"""
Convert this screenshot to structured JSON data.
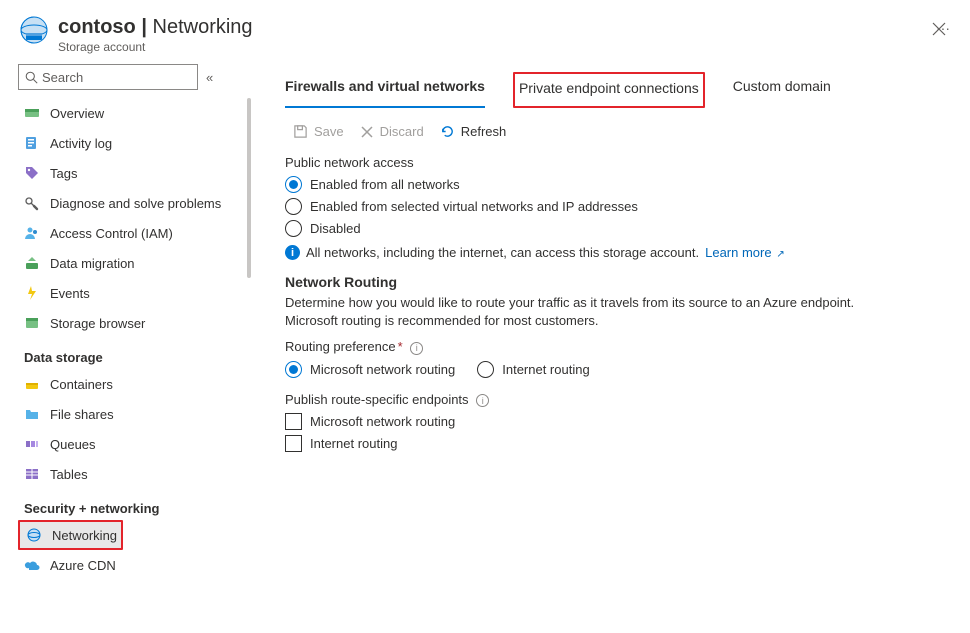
{
  "header": {
    "resource_name": "contoso",
    "separator": " | ",
    "page_title": "Networking",
    "resource_type": "Storage account",
    "more": "···"
  },
  "search": {
    "placeholder": "Search",
    "collapse_glyph": "«"
  },
  "sidebar": {
    "items1": [
      {
        "label": "Overview"
      },
      {
        "label": "Activity log"
      },
      {
        "label": "Tags"
      },
      {
        "label": "Diagnose and solve problems"
      },
      {
        "label": "Access Control (IAM)"
      },
      {
        "label": "Data migration"
      },
      {
        "label": "Events"
      },
      {
        "label": "Storage browser"
      }
    ],
    "group_data_storage": "Data storage",
    "items2": [
      {
        "label": "Containers"
      },
      {
        "label": "File shares"
      },
      {
        "label": "Queues"
      },
      {
        "label": "Tables"
      }
    ],
    "group_security": "Security + networking",
    "items3": [
      {
        "label": "Networking"
      },
      {
        "label": "Azure CDN"
      }
    ]
  },
  "tabs": {
    "t0": "Firewalls and virtual networks",
    "t1": "Private endpoint connections",
    "t2": "Custom domain"
  },
  "toolbar": {
    "save": "Save",
    "discard": "Discard",
    "refresh": "Refresh"
  },
  "public_access": {
    "label": "Public network access",
    "opt0": "Enabled from all networks",
    "opt1": "Enabled from selected virtual networks and IP addresses",
    "opt2": "Disabled",
    "info_text": "All networks, including the internet, can access this storage account.",
    "learn_more": "Learn more"
  },
  "routing": {
    "title": "Network Routing",
    "desc": "Determine how you would like to route your traffic as it travels from its source to an Azure endpoint. Microsoft routing is recommended for most customers.",
    "pref_label": "Routing preference",
    "opt_ms": "Microsoft network routing",
    "opt_inet": "Internet routing",
    "publish_label": "Publish route-specific endpoints",
    "chk_ms": "Microsoft network routing",
    "chk_inet": "Internet routing"
  }
}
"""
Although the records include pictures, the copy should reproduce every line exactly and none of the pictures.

Convert this screenshot to structured JSON data.
{
  "header": {
    "resource_name": "contoso",
    "separator": " | ",
    "page_title": "Networking",
    "resource_type": "Storage account",
    "more": "···"
  },
  "search": {
    "placeholder": "Search",
    "collapse_glyph": "«"
  },
  "sidebar": {
    "items1": [
      {
        "label": "Overview"
      },
      {
        "label": "Activity log"
      },
      {
        "label": "Tags"
      },
      {
        "label": "Diagnose and solve problems"
      },
      {
        "label": "Access Control (IAM)"
      },
      {
        "label": "Data migration"
      },
      {
        "label": "Events"
      },
      {
        "label": "Storage browser"
      }
    ],
    "group_data_storage": "Data storage",
    "items2": [
      {
        "label": "Containers"
      },
      {
        "label": "File shares"
      },
      {
        "label": "Queues"
      },
      {
        "label": "Tables"
      }
    ],
    "group_security": "Security + networking",
    "items3": [
      {
        "label": "Networking"
      },
      {
        "label": "Azure CDN"
      }
    ]
  },
  "tabs": {
    "t0": "Firewalls and virtual networks",
    "t1": "Private endpoint connections",
    "t2": "Custom domain"
  },
  "toolbar": {
    "save": "Save",
    "discard": "Discard",
    "refresh": "Refresh"
  },
  "public_access": {
    "label": "Public network access",
    "opt0": "Enabled from all networks",
    "opt1": "Enabled from selected virtual networks and IP addresses",
    "opt2": "Disabled",
    "info_text": "All networks, including the internet, can access this storage account.",
    "learn_more": "Learn more"
  },
  "routing": {
    "title": "Network Routing",
    "desc": "Determine how you would like to route your traffic as it travels from its source to an Azure endpoint. Microsoft routing is recommended for most customers.",
    "pref_label": "Routing preference",
    "opt_ms": "Microsoft network routing",
    "opt_inet": "Internet routing",
    "publish_label": "Publish route-specific endpoints",
    "chk_ms": "Microsoft network routing",
    "chk_inet": "Internet routing"
  }
}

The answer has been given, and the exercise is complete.